The termination clause in the merger agreement suggests that Berry might have to pay Linn $25.7 million if Berry shareholders vote down the merger. However, Berry shareholders may try to invoke a material adverse clause, and blame the break-up of the merger on Linn, which would cause Linn to pay fees to Berry. There may be some difficulty with Berry invoking the material adverse clause, especially if Linn does not have to restate any historical financials.
I find this merger difficult to handicap - there are many moving parts involving both company's stock prices, and the breakup fees could go in either direction. Right now, my working assumption is that the merger is more likely to fail than succeed, which is partially out of conservatism, and partially because Berry shareholders would lose money should they vote for the acquisition due to LNCO's low price.
#4) Linn is Free to Make More Acquisitions
Based on their S-4 and the acquisition of Permian Basin assets, it appears that Linn is able to acquire either assets or companies going forward.

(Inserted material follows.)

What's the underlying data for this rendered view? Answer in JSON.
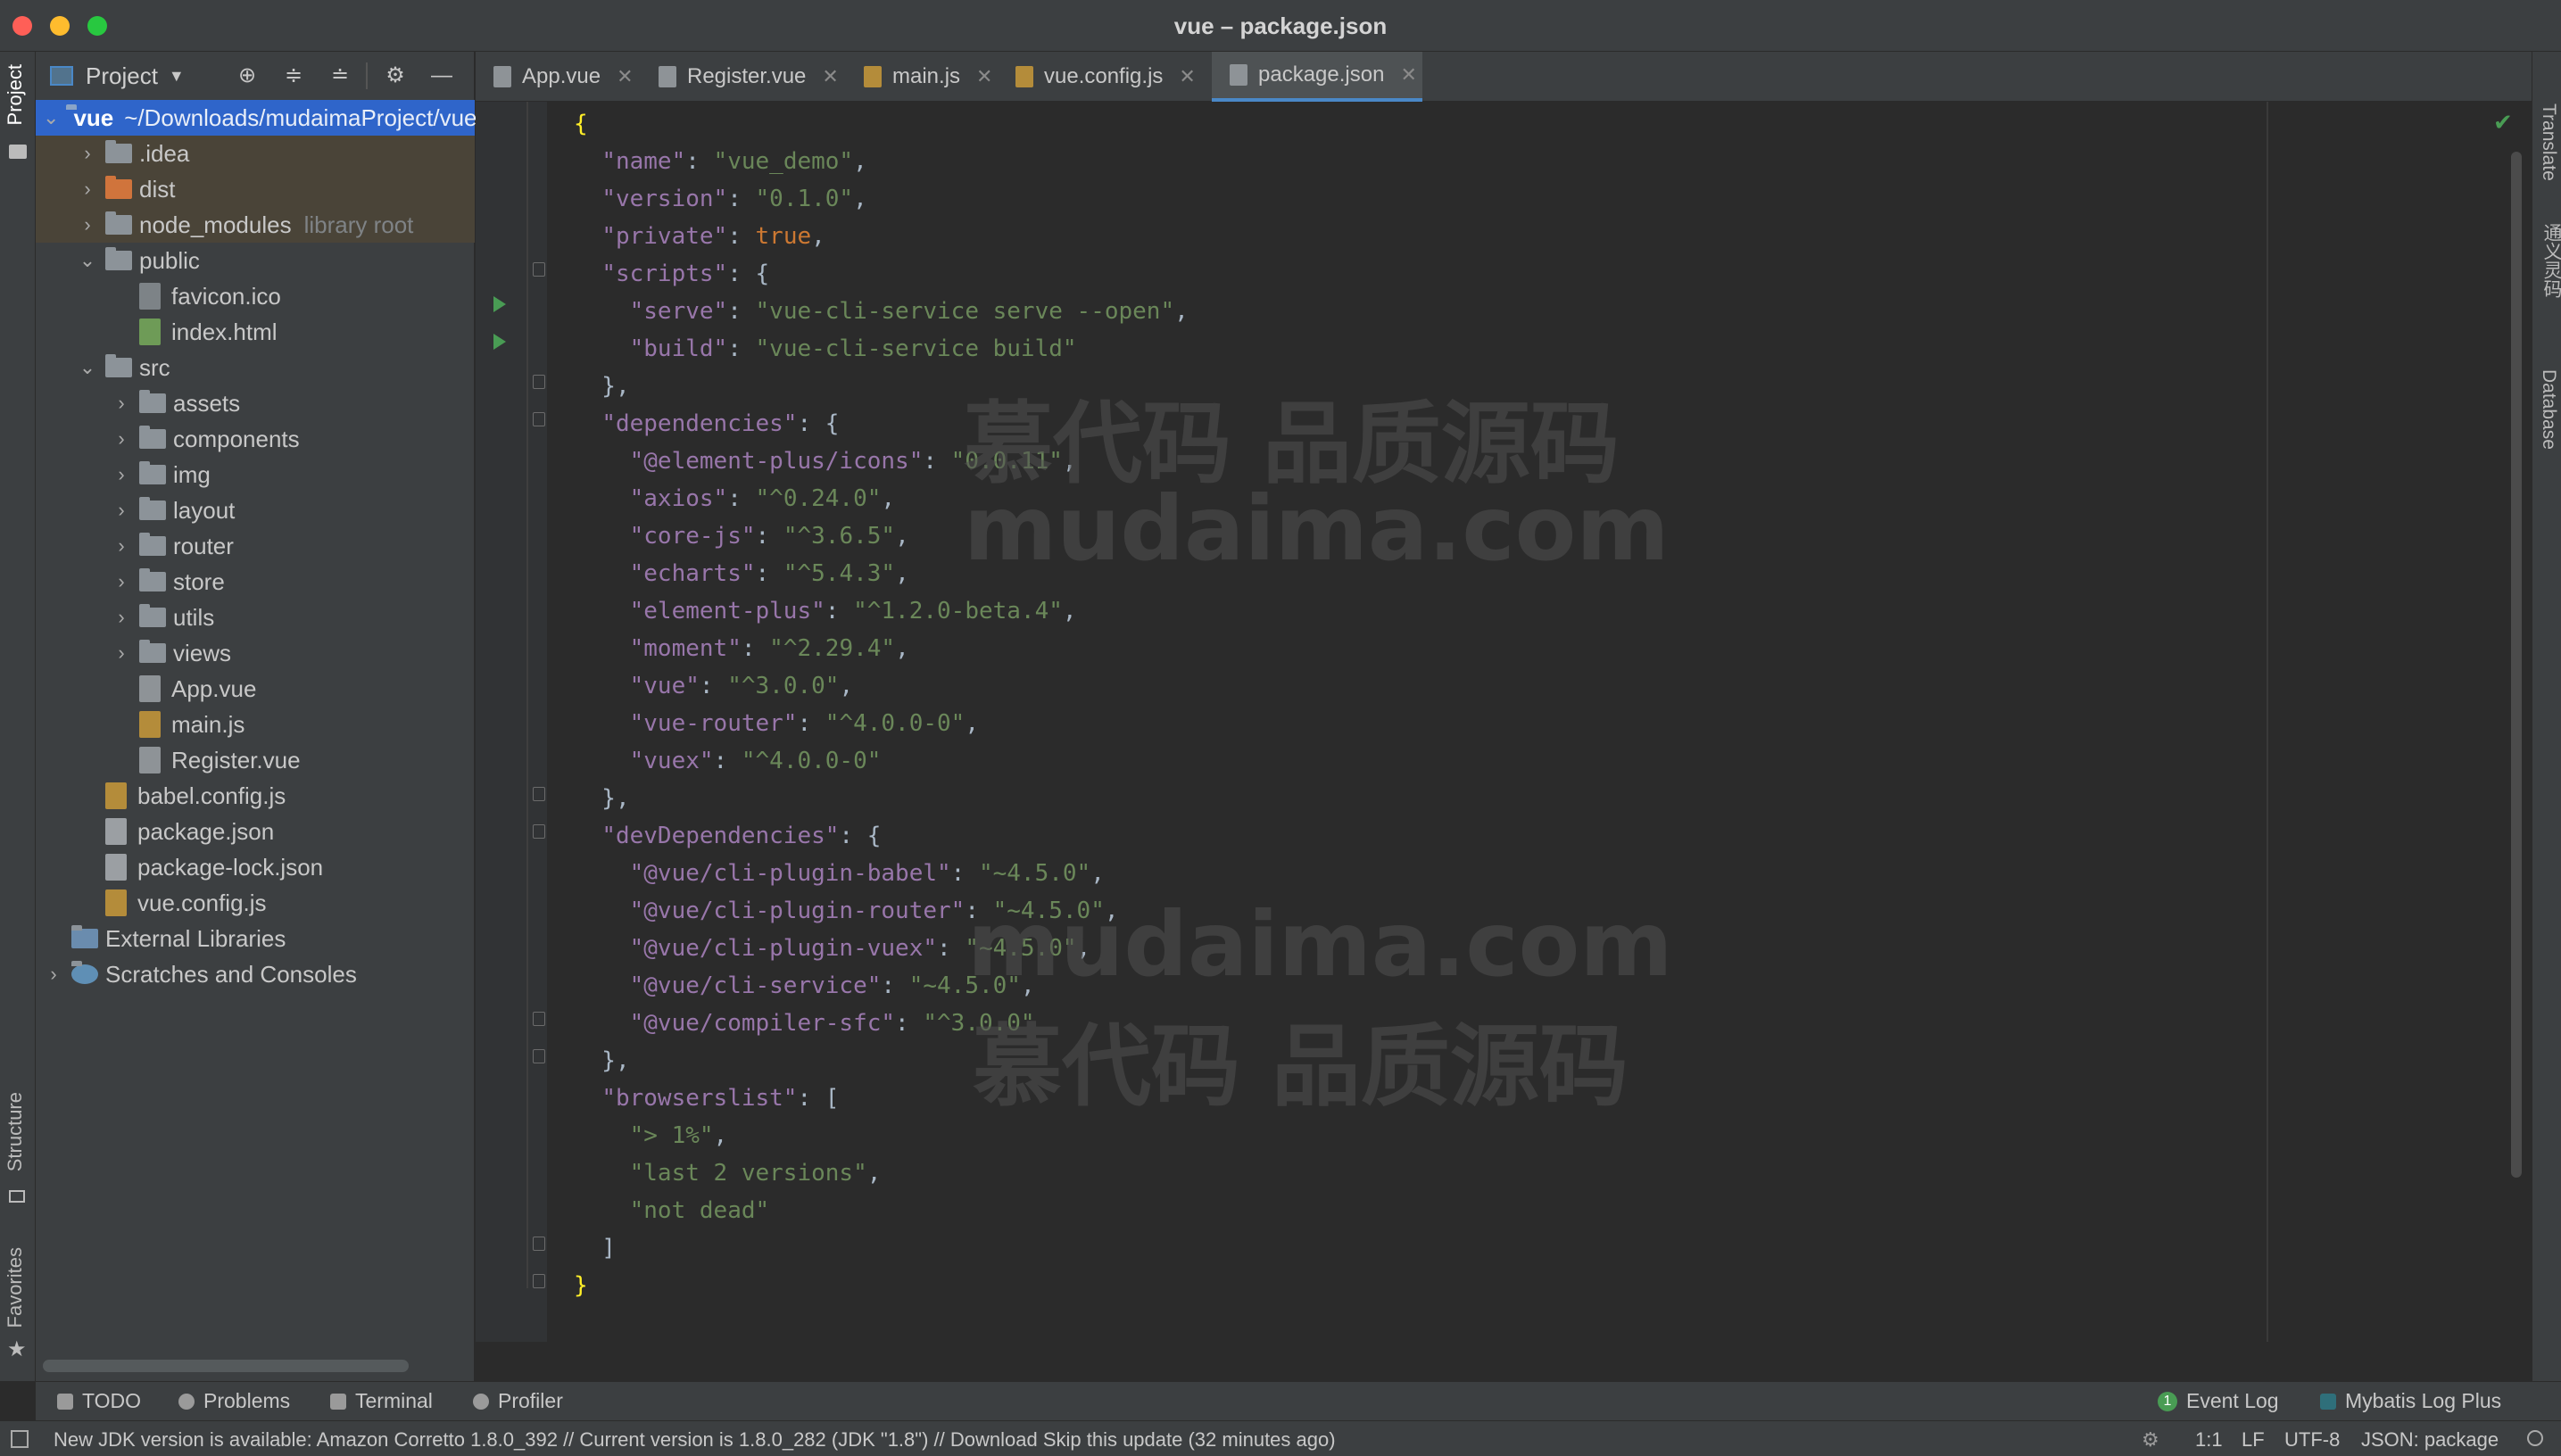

The Berry acquisition itself is in flux, but nothing precludes Linn from continued growth through acquisitions. For example, should the Berry acquisition fail, Linn could consider buying some of Berry's (or other corporation's) oil producing assets instead.
With a low-priced credit line at LIBOR+2.5% (currently below 3%), they should be able to find accretive acquisitions moving forward, with or without Berry. The Permian Basin acquisition is rumored to add 10-15c of operating cash flow once it is completed, which further suggests that Linn's distributions can be sustained at the $2.90 level.
I believe a sustainable $2.90 distribution will eventually equilibrate at a 9% distribution yield or lower, implying a unit price of $32 or higher. That, plus the $2.90 in distributions means a total payout of about $35, for a 1-year return of about 33%.
Additional disclosure: I acquired more LINE after the S-4 was released.